◆ Assigned task:
Please repeat the entries word for word and keep the images out.

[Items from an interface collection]
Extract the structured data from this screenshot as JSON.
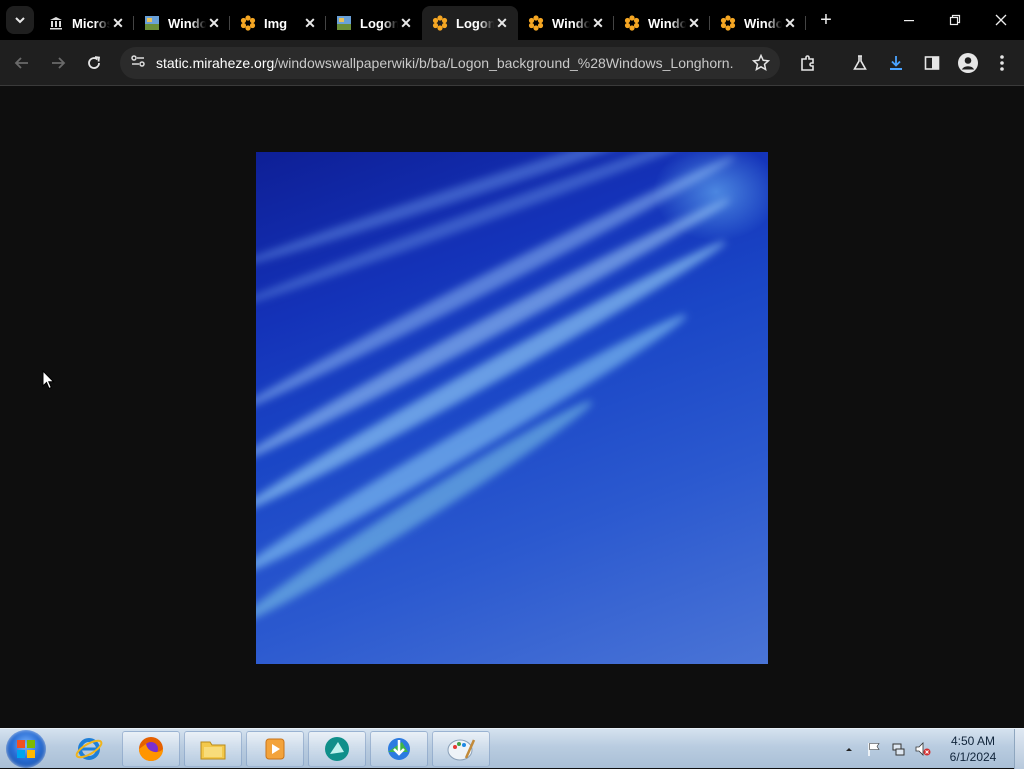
{
  "browser": {
    "tabs": [
      {
        "title": "Microsoft",
        "favicon": "museum-icon",
        "active": false
      },
      {
        "title": "Windows",
        "favicon": "wallpaper-thumb-icon",
        "active": false
      },
      {
        "title": "Img",
        "favicon": "miraheze-flower-icon",
        "active": false
      },
      {
        "title": "Logon",
        "favicon": "wallpaper-thumb-icon",
        "active": false
      },
      {
        "title": "Logon",
        "favicon": "miraheze-flower-icon",
        "active": true
      },
      {
        "title": "Windows",
        "favicon": "miraheze-flower-icon",
        "active": false
      },
      {
        "title": "Windows",
        "favicon": "miraheze-flower-icon",
        "active": false
      },
      {
        "title": "Windows",
        "favicon": "miraheze-flower-icon",
        "active": false
      }
    ],
    "url_host": "static.miraheze.org",
    "url_path": "/windowswallpaperwiki/b/ba/Logon_background_%28Windows_Longhorn..."
  },
  "taskbar": {
    "apps": [
      "internet-explorer-icon",
      "firefox-icon",
      "file-explorer-icon",
      "media-player-icon",
      "app-teal-icon",
      "download-manager-icon",
      "paint-icon"
    ],
    "clock_time": "4:50 AM",
    "clock_date": "6/1/2024"
  },
  "colors": {
    "tab_bg": "#000000",
    "toolbar_bg": "#1f1f1f",
    "page_bg": "#0e0e0e",
    "favicon_orange": "#f5a623"
  }
}
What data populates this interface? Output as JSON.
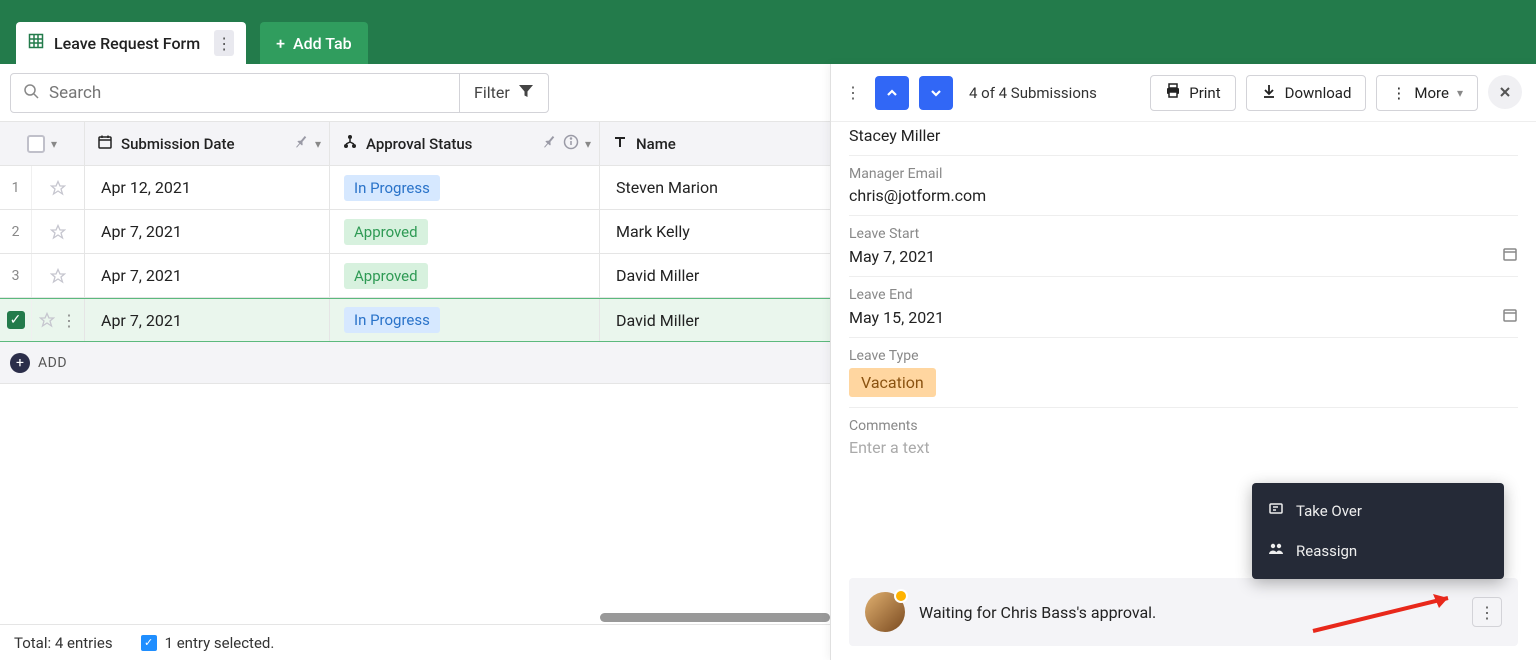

◆ Solution for this task:
Extract the structured data from this screenshot as JSON.
{
  "browser": {
    "tabs": [
      {
        "title": "Microsoft",
        "favicon": "museum-icon",
        "active": false
      },
      {
        "title": "Windows",
        "favicon": "wallpaper-thumb-icon",
        "active": false
      },
      {
        "title": "Img",
        "favicon": "miraheze-flower-icon",
        "active": false
      },
      {
        "title": "Logon",
        "favicon": "wallpaper-thumb-icon",
        "active": false
      },
      {
        "title": "Logon",
        "favicon": "miraheze-flower-icon",
        "active": true
      },
      {
        "title": "Windows",
        "favicon": "miraheze-flower-icon",
        "active": false
      },
      {
        "title": "Windows",
        "favicon": "miraheze-flower-icon",
        "active": false
      },
      {
        "title": "Windows",
        "favicon": "miraheze-flower-icon",
        "active": false
      }
    ],
    "url_host": "static.miraheze.org",
    "url_path": "/windowswallpaperwiki/b/ba/Logon_background_%28Windows_Longhorn..."
  },
  "taskbar": {
    "apps": [
      "internet-explorer-icon",
      "firefox-icon",
      "file-explorer-icon",
      "media-player-icon",
      "app-teal-icon",
      "download-manager-icon",
      "paint-icon"
    ],
    "clock_time": "4:50 AM",
    "clock_date": "6/1/2024"
  },
  "colors": {
    "tab_bg": "#000000",
    "toolbar_bg": "#1f1f1f",
    "page_bg": "#0e0e0e",
    "favicon_orange": "#f5a623"
  }
}
What data populates this interface? Output as JSON.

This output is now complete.